Stoopud Fucken Animals

Hot. Young. Talent. Three words not usually associated with the rural county of Suffolk. Still, in the case of East Anglia’s premier playwright,...

★★★★
archive review (edinburgh) | Read in About 2 minutes
Published 04 Aug 2007
Hot. Young. Talent. Three words not usually associated with the rural county of Suffolk. Still, in the case of East Anglia’s premier playwright, Joel Horwood, the tag is becoming hard to ignore. After successful Fringe runs in 2005 with Mikey The Pikey and last year with Food, Horwood returns this year with a cleverly observed musical meditation on the complexities of rural life.

In the Wild East of Leiston, Suffolk, twin brothers Charlie and Dim battle with the claustrophobia of country life. Charlie is a frustrated bull-semen salesman, Dim a hapless paperboy. Surrounded by a web of family lies and parochial gossip, the pair desperately grapple with their identities, pulling and pushing each other in opposing directions.

Horwood chooses to leave many questions unanswered until the end, relying on the brothers’ warm rapport to keep the complex narrative ticking over. It’s a clever tactic and ably handled by actors Carl Prekopp and Joseph Arkley, who make full use of Horwood’s naturalistic script to fully bring the characters alive.
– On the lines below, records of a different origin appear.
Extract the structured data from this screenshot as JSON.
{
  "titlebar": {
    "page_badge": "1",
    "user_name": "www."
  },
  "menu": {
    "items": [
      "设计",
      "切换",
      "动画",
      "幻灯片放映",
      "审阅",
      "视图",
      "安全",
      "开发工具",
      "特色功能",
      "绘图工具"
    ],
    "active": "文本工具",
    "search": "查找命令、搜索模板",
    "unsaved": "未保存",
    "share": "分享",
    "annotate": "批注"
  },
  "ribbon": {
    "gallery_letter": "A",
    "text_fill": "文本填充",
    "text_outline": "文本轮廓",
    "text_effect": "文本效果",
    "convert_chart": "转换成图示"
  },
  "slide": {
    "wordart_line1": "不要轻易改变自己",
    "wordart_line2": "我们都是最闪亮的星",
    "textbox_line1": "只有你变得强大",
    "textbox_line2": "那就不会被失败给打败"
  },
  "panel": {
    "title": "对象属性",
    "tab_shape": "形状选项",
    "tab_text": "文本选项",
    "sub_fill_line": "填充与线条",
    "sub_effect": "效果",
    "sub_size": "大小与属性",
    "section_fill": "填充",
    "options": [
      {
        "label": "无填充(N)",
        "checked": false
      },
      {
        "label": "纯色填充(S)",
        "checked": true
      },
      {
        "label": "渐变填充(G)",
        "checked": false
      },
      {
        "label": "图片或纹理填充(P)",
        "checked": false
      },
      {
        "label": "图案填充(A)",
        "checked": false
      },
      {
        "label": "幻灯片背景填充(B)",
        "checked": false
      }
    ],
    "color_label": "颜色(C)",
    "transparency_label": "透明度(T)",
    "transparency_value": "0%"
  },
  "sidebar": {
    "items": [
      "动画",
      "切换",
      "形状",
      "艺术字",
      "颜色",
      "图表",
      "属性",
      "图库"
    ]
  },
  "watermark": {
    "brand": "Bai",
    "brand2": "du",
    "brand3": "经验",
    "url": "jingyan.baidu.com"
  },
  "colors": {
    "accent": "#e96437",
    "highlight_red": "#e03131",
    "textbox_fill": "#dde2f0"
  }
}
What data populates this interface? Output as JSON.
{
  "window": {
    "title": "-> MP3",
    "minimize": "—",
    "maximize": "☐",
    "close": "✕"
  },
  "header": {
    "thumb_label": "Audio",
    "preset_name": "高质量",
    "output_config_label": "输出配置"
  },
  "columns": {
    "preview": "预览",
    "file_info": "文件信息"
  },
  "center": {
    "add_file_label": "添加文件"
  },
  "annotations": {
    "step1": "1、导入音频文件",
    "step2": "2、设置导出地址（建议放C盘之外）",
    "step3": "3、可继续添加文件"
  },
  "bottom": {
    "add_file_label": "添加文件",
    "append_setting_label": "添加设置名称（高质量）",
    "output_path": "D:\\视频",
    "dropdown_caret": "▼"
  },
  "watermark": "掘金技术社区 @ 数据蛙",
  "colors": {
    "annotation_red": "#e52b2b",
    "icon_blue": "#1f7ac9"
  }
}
As the play spirals towards a catastrophic showdown, Horwood plays his final card, guiding the story towards a softer, more circular ending. But this is no kop out. Horwood, it seems, does not want to give us tragedy but instead make a point about human frailty, evident in all, and often at odds with small-town moral protocol.